__Required action__: Read the data below. Every line holding the string "icon" must be copied.

::: Records supplied :::

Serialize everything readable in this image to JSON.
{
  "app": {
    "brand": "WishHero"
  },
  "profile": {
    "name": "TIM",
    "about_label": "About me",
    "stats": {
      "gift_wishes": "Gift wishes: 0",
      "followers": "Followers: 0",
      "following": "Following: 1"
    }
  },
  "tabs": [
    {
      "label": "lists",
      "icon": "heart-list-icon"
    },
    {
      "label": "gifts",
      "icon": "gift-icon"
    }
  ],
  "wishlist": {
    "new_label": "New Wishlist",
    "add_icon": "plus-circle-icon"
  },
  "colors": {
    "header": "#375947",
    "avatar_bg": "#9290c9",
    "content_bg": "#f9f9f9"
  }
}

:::

__Solved exercise__:
      "icon": "heart-list-icon"
      "icon": "gift-icon"
    "add_icon": "plus-circle-icon"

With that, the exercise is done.